Debbie Rudder's story The Butterfly Effect includes scenes of food riots. Photo: Reuters
A bleak scenario of food riots as the country grinds to a stop due to a lack of oil after shortsighted government decisions, has won an inaugural short story competition about Australia's security nightmares.
Debbie Rudder's story, The Butterfly Effect, is a compelling narrative about societal breakdown as vehicles and aircraft stop running due to a shortage of lubrication oil.
''Who let Australia end up with no primary lubricating oil refinery?'' asks her central character, a small businessman struggling to keep his machines operating.
The Canberra-based Australian Security Research Centre ran the competition to help the national security community imagine contemporary threats.
Rather than just describe an avalanche of frightening events, writers were encouraged to focus on the consequences and challenges posed by their scenarios, and tease out what the official and public responses would be.
The centre says the power of scenarios should not be underestimated and that national security planning relies heavily on their use.
Defence has a highly classified collection of scenarios, called the Australian Capability Context Scenarios which reflect possible circumstances, under which the ADF might be employed.
Ms Rudder, from Maroubra in Sydney, took her title from the imagined failure of an oil refinery in Indonesia, leaving Australia at the mercy of one refinery in Singapore.
''[Foreign investors] have seen our weakness, how one butterfly valve flapping in an Indonesian jungle can lead to chaos across our nation,'' she writes.
''This country is learning harsh lessons about the importance of lubrication.
''The gas company has lost two-thirds of supply so gas is being quarantined for essential services.
''Pensioners are suffering and some are protesting loudly in the streets, in the media, in government offices. Others are dying quietly, cold and malnourished.
''Trucking companies are mothballing trucks, fire engines are grinding to a halt, ambulances are going out of commission, there's a run on the banks.
''People die in building fires or for lack of first aid. The skies and roads are quieter than ever.''
Fights break out in food queues and police are losing the battle with looters.
''Australia feels like a Third World country,'' the story's character says.
''The PM flies to the USA and begs the President to send some lube oil to his shortsighted she'll-be-right-mate Aussie allies.''
The centre's head, Dr Athol Yates, said Ms Rudder's story was given high marks for originality and plausibility.
It could be such a non-traditional security threat that could bring a nation to its knees, he said.
''While the threats from terrorists are now well integrated into national security plans, there are a host of other threats that pose major risks to Australia.
''These include pandemic out-breaks, global energy disruptions, food security shocks, civil society breakdown, and transnational crime destabilising entire countries.
''Some would cause small-scale disruption and deaths in Australia, and others would cause catastrophic loss of life and possibly even the collapse of the nation.
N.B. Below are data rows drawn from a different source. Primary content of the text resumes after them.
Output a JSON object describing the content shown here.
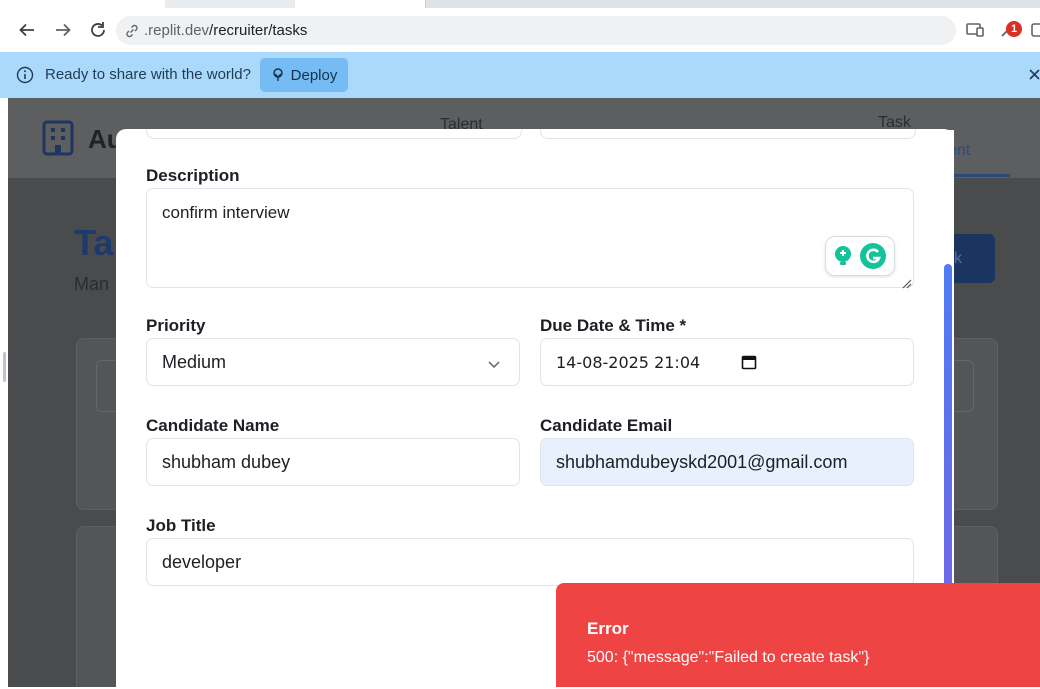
{
  "browser": {
    "url_prefix": ".replit.dev",
    "url_path": "/recruiter/tasks",
    "extension_badge": "1"
  },
  "infobar": {
    "message": "Ready to share with the world?",
    "deploy_label": "Deploy"
  },
  "app_background": {
    "brand_partial": "Au",
    "nav_talent": "Talent",
    "nav_task_top": "Task",
    "nav_task_bottom": "ent",
    "title_partial": "Ta",
    "subtitle_partial": "Man",
    "add_button_partial": "sk"
  },
  "form": {
    "description_label": "Description",
    "description_value": "confirm interview",
    "priority_label": "Priority",
    "priority_value": "Medium",
    "due_label": "Due Date & Time *",
    "due_value": "14-08-2025 21:04",
    "candidate_name_label": "Candidate Name",
    "candidate_name_value": "shubham dubey",
    "candidate_email_label": "Candidate Email",
    "candidate_email_value": "shubhamdubeyskd2001@gmail.com",
    "job_title_label": "Job Title",
    "job_title_value": "developer"
  },
  "toast": {
    "title": "Error",
    "message": "500: {\"message\":\"Failed to create task\"}"
  },
  "colors": {
    "infobar_bg": "#abd9fb",
    "deploy_bg": "#74bcf3",
    "toast_bg": "#ef4444",
    "autofill_bg": "#e8f0fe",
    "scrollbar": "#4d7cf3"
  }
}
''The Australian Security Research Centre wanted to foster imaginative thinking so as to ensure Australia is better prepared to deal with the varied threats facing our security.''
Professor Helen Ashman, from the University of South Australia, said the entries in the competition indicated a growing concern about the perceived fragility of Australia's critical infrastructure.